Related Article: What Does it Mean to Be CCPA Compliant?

Contractual Obligations Regarding Third Parties

Royal also noted the shift in businesses’ liability for violations of the law by "third-party" businesses and new contractual obligations regarding relationships with these third parties. Third parties, according to CPRA, are not the business with whom the consumer intentionally interacts and that collects personal information from the consumer; a service provider to the business; or a contractor.

“The CCPA itself put in some very strong contractual provisions that you have to have in place, and the CPRA builds out from there,” Royal said. “But yes, it absolutely builds in greater liabilities, and you need to make sure that you do your proper due diligence [with third parties], and that's a challenge for a lot of companies.”

Specifically, businesses that collect a consumer's personal information and that sells or shares that personal information with a third party needs to enter into an agreement that:

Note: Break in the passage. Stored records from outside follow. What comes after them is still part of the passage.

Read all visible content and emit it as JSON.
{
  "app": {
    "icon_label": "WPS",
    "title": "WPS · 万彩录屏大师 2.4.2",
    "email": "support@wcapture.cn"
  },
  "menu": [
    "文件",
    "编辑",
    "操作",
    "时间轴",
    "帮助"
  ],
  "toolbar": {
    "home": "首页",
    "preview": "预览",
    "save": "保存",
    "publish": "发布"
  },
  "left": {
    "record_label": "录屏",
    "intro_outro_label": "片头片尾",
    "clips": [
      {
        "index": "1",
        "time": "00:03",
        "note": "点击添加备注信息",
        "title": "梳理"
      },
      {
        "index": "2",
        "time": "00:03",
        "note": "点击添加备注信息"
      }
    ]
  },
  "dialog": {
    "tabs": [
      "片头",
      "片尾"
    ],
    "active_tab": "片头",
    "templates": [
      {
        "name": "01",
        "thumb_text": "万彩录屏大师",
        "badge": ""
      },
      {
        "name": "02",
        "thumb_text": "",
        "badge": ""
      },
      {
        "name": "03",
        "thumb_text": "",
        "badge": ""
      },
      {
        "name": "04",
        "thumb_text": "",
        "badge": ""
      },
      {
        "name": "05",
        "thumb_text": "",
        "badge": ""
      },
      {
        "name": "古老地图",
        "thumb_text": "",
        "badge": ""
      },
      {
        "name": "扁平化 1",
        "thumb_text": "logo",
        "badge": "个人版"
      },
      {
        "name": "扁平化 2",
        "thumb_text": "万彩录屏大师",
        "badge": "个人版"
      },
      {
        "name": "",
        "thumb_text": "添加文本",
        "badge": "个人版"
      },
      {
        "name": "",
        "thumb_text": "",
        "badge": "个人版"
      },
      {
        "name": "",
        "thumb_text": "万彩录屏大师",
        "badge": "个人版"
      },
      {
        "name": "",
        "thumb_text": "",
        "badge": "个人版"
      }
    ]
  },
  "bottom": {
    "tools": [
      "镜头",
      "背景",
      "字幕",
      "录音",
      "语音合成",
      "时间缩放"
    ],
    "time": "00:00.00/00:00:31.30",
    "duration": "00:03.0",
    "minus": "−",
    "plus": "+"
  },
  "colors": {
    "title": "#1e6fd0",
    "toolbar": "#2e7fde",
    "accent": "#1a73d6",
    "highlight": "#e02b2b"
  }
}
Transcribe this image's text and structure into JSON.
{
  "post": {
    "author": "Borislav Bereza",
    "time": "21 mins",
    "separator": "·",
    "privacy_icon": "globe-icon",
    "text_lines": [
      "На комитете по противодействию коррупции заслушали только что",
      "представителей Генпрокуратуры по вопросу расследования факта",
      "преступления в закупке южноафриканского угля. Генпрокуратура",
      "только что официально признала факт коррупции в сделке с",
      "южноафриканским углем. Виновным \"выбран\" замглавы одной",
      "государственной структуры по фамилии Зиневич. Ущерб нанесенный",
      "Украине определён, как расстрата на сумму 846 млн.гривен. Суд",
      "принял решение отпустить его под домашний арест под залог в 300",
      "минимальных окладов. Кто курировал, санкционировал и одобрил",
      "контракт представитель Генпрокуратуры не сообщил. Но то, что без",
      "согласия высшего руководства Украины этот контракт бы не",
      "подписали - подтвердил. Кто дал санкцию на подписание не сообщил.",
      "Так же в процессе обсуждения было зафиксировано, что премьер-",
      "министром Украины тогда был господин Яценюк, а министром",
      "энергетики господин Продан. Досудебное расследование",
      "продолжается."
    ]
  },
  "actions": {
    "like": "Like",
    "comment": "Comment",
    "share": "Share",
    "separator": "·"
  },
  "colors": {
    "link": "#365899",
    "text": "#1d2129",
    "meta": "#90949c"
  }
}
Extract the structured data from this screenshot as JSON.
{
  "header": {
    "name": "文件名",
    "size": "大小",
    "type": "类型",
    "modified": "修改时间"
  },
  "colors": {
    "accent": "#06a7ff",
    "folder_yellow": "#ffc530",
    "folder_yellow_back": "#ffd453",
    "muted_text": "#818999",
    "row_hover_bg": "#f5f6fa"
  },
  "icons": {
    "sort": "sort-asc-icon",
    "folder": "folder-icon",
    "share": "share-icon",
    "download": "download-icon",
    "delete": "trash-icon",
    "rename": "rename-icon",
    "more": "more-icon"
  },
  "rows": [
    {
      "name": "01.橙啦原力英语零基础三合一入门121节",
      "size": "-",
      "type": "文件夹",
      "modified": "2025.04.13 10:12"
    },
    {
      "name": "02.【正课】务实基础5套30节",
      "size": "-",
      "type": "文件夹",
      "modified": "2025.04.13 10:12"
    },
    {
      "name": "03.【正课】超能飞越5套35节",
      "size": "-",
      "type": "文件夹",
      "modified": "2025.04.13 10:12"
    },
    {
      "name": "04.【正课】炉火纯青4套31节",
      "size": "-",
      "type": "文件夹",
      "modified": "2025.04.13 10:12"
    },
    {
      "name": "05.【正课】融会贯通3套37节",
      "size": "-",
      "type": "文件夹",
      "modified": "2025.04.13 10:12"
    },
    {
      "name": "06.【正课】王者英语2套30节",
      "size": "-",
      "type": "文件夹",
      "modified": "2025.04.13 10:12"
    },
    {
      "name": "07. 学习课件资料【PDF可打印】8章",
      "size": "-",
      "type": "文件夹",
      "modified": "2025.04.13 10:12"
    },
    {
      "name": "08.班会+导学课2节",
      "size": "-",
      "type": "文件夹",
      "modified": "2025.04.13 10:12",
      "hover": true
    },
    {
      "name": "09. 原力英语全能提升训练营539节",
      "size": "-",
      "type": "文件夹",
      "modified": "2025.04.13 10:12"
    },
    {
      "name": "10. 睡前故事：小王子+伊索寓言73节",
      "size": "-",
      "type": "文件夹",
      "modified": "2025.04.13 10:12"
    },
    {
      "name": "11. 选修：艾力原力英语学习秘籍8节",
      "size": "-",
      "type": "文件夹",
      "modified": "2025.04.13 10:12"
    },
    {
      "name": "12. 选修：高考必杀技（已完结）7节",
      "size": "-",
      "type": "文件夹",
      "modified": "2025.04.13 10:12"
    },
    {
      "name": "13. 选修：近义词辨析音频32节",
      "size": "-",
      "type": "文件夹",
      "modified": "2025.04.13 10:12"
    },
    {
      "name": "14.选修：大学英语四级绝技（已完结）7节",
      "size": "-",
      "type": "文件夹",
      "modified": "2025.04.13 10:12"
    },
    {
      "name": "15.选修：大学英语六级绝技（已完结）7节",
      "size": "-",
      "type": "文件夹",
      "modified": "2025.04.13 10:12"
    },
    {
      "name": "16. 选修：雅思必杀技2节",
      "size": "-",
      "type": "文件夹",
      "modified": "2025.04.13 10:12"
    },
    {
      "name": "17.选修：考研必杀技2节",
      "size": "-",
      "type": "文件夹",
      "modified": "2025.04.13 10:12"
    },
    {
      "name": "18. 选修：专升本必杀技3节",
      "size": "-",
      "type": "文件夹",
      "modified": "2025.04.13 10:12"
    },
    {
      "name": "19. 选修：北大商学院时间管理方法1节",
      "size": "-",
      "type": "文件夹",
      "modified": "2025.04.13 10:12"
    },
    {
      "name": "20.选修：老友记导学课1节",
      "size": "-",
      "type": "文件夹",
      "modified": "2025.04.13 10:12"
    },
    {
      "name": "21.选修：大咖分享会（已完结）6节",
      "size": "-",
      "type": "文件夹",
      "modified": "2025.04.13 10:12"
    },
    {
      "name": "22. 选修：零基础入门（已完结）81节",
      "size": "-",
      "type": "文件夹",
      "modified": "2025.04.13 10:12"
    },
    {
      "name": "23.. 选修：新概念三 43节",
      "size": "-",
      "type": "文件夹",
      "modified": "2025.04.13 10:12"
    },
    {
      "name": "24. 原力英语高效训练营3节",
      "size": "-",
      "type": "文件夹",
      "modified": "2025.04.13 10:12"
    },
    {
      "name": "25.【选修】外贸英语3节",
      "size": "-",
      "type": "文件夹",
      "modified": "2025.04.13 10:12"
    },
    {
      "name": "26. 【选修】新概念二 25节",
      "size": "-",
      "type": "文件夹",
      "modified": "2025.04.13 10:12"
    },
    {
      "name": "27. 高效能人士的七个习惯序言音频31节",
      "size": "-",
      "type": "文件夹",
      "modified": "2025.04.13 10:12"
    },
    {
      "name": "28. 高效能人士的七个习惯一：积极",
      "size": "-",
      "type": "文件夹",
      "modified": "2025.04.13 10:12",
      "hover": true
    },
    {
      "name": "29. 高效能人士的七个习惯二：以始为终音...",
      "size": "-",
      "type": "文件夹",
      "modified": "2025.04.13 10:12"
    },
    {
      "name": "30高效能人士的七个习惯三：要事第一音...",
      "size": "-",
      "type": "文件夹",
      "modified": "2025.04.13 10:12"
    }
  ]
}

  • Specifies that the personal Information is sold or disclosed by the business only for limited and specified purposes.
  • Obligates the third party, service provider, or contractor to comply with applicable obligations.
  • Grants the business to take reasonable and appropriate steps to help to ensure that the third party, service provider or contractor uses the personal information transferred in a manner consistent with the business' obligations.
  • Requires the third party, service provider, or contractor to notify the business if it makes a determination that it can no longer meet its obligations.

Argument for Having First-Party Data Strategy

All the new rules among third parties extends the argument for having a first-party data strategy, according to Bullock. It's something Gartner argues, too.

"We all know this is a good thing anyway,” Bullock said. “As these regulations are getting passed, we need to take privacy seriously, but it's actually forcing marketers to actually do better marketing. I don't think it's a bad thing. And you actually own that data, too, in a way."

Do people actually want to receive your newsletter? Or your SMS messages? "As a marketer you need to do a better job of creating stuff that people actually want," Bullock said. "... If people sign up for it, they're asking and you're getting that data. Then we can do better personalization and create better experiences, which at the end of the day, you're going to see better results."

Related Article: Is It Time to Refine or Scale Back Your Marketing Personalization Efforts?

Controlling Your Data at the Core

The first thing for brands and marketers to note when complying with privacy standards is taking back ownership of your data, according to Joe Gaska, CEO and founder of GRAX, a data value platform. Have control of your data, and don’t let vendors take control.

"It's about making sure that you have control as a business, and making sure that the people that you're doing partnerships with. ...they're not taking ownership of your data," Gaska said. "What really happens [with some vendors] is they're taking all of your data and locking it away in a storage that is physically owned by somebody else."

Federal Privacy Law Coming Next in Biden Administration?

Will the US federal government follow suit and create its own GDPR? Maybe. A new administration begins under Joe Biden in January.

Stanley Huang, CTO and co-founder at Moxtra, a customer collaboration platform, noted the GDPR focuses on opt-in, with no data sharing or selling. He expects a federal level of compliance to be defined soon in the United States and for it to be a more restricted policy than what we’re seeing put in place in California.

"The federal measure will likely look like a hybrid of the CPRA and GDPR," Huang said. "Data sharing is a critical part of compliance, so that’ll be key to be incorporated. As well as an 'opt-out' rather than 'opt-in' clause will be more highly considered since the US culture is built upon promoting innovation which is fueled in many ways by data insights. Though, it wouldn't surprise me if certain types of sensitive personal data were defined as 'opt-in' like religious affiliation and sexual orientation. The federal version of this privacy law may follow GDPR in the way of protecting the 'data subject' outside of specific geographic locations like the CPRA is limited to."